* **What you need to do**: Write out each line of the material below once more, exactly as it appears.

* **Records for this exercise**:
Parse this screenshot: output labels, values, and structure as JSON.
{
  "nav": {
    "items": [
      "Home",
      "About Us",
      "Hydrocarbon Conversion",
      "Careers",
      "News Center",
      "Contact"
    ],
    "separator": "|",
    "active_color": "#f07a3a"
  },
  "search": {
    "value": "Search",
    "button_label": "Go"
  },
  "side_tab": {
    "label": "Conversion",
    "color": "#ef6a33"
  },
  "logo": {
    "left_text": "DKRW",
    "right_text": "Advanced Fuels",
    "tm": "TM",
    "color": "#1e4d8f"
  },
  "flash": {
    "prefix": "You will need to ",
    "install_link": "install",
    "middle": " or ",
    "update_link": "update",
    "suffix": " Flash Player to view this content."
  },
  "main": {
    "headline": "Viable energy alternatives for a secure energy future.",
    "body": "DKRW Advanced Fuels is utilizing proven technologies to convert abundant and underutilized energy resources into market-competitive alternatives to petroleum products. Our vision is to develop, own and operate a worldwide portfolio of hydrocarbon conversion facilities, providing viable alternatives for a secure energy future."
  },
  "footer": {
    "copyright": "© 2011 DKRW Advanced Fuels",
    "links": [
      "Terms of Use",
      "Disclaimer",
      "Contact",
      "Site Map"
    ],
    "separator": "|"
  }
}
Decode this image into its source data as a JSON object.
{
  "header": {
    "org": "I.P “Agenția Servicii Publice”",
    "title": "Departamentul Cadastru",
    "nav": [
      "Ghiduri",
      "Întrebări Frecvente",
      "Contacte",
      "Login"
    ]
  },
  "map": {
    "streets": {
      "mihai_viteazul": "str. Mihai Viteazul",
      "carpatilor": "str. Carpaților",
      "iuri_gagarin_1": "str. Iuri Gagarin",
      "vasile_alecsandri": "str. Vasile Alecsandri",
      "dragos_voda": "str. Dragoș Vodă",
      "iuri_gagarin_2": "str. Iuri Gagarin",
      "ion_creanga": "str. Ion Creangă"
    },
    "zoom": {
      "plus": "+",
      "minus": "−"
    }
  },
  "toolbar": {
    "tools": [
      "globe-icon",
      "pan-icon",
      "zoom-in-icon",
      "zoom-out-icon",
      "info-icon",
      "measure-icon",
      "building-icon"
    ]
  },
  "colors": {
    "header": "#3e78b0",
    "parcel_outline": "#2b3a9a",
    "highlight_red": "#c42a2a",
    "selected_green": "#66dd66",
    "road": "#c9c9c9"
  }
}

* **Task solution**:
Parse this screenshot: output labels, values, and structure as JSON.
{
  "nav": {
    "items": [
      "Home",
      "About Us",
      "Hydrocarbon Conversion",
      "Careers",
      "News Center",
      "Contact"
    ],
    "separator": "|",
    "active_color": "#f07a3a"
  },
  "search": {
    "value": "Search",
    "button_label": "Go"
  },
  "side_tab": {
    "label": "Conversion",
    "color": "#ef6a33"
  },
  "logo": {
    "left_text": "DKRW",
    "right_text": "Advanced Fuels",
    "tm": "TM",
    "color": "#1e4d8f"
  },
  "flash": {
    "prefix": "You will need to ",
    "install_link": "install",
    "middle": " or ",
    "update_link": "update",
    "suffix": " Flash Player to view this content."
  },
  "main": {
    "headline": "Viable energy alternatives for a secure energy future.",
    "body": "DKRW Advanced Fuels is utilizing proven technologies to convert abundant and underutilized energy resources into market-competitive alternatives to petroleum products. Our vision is to develop, own and operate a worldwide portfolio of hydrocarbon conversion facilities, providing viable alternatives for a secure energy future."
  },
  "footer": {
    "copyright": "© 2011 DKRW Advanced Fuels",
    "links": [
      "Terms of Use",
      "Disclaimer",
      "Contact",
      "Site Map"
    ],
    "separator": "|"
  }
}
Decode this image into its source data as a JSON object.
{
  "header": {
    "org": "I.P “Agenția Servicii Publice”",
    "title": "Departamentul Cadastru",
    "nav": [
      "Ghiduri",
      "Întrebări Frecvente",
      "Contacte",
      "Login"
    ]
  },
  "map": {
    "streets": {
      "mihai_viteazul": "str. Mihai Viteazul",
      "carpatilor": "str. Carpaților",
      "iuri_gagarin_1": "str. Iuri Gagarin",
      "vasile_alecsandri": "str. Vasile Alecsandri",
      "dragos_voda": "str. Dragoș Vodă",
      "iuri_gagarin_2": "str. Iuri Gagarin",
      "ion_creanga": "str. Ion Creangă"
    },
    "zoom": {
      "plus": "+",
      "minus": "−"
    }
  },
  "toolbar": {
    "tools": [
      "globe-icon",
      "pan-icon",
      "zoom-in-icon",
      "zoom-out-icon",
      "info-icon",
      "measure-icon",
      "building-icon"
    ]
  },
  "colors": {
    "header": "#3e78b0",
    "parcel_outline": "#2b3a9a",
    "highlight_red": "#c42a2a",
    "selected_green": "#66dd66",
    "road": "#c9c9c9"
  }
}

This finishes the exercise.